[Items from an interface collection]
-=-=-=-=-

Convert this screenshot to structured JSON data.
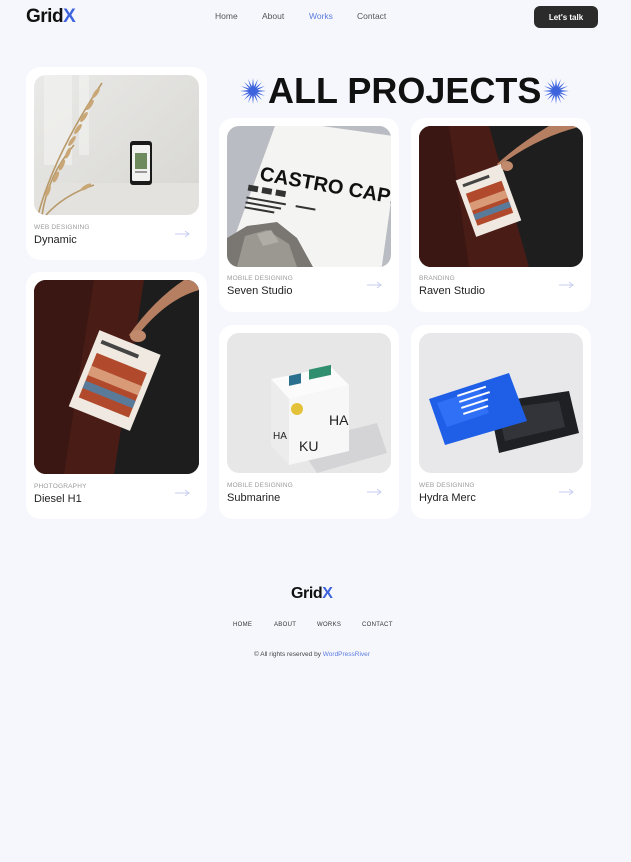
{
  "brand": {
    "name_main": "Grid",
    "name_accent": "X",
    "accent_color": "#3d63dd"
  },
  "nav": {
    "items": [
      "Home",
      "About",
      "Works",
      "Contact"
    ],
    "active": "Works"
  },
  "cta": {
    "label": "Let's talk"
  },
  "page_title": "ALL PROJECTS",
  "projects": [
    {
      "category": "WEB DESIGNING",
      "title": "Dynamic"
    },
    {
      "category": "PHOTOGRAPHY",
      "title": "Diesel H1"
    },
    {
      "category": "MOBILE DESIGNING",
      "title": "Seven Studio",
      "image_text": "CASTRO CAPIT"
    },
    {
      "category": "BRANDING",
      "title": "Raven Studio"
    },
    {
      "category": "MOBILE DESIGNING",
      "title": "Submarine"
    },
    {
      "category": "WEB DESIGNING",
      "title": "Hydra Merc"
    }
  ],
  "footer": {
    "nav": [
      "HOME",
      "ABOUT",
      "WORKS",
      "CONTACT"
    ],
    "copyright_prefix": "© All rights reserved by ",
    "copyright_brand": "WordPressRiver"
  }
}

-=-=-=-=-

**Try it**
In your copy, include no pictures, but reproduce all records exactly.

**Answer box**
Convert this screenshot to structured JSON data.
{
  "brand": {
    "name_main": "Grid",
    "name_accent": "X",
    "accent_color": "#3d63dd"
  },
  "nav": {
    "items": [
      "Home",
      "About",
      "Works",
      "Contact"
    ],
    "active": "Works"
  },
  "cta": {
    "label": "Let's talk"
  },
  "page_title": "ALL PROJECTS",
  "projects": [
    {
      "category": "WEB DESIGNING",
      "title": "Dynamic"
    },
    {
      "category": "PHOTOGRAPHY",
      "title": "Diesel H1"
    },
    {
      "category": "MOBILE DESIGNING",
      "title": "Seven Studio",
      "image_text": "CASTRO CAPIT"
    },
    {
      "category": "BRANDING",
      "title": "Raven Studio"
    },
    {
      "category": "MOBILE DESIGNING",
      "title": "Submarine"
    },
    {
      "category": "WEB DESIGNING",
      "title": "Hydra Merc"
    }
  ],
  "footer": {
    "nav": [
      "HOME",
      "ABOUT",
      "WORKS",
      "CONTACT"
    ],
    "copyright_prefix": "© All rights reserved by ",
    "copyright_brand": "WordPressRiver"
  }
}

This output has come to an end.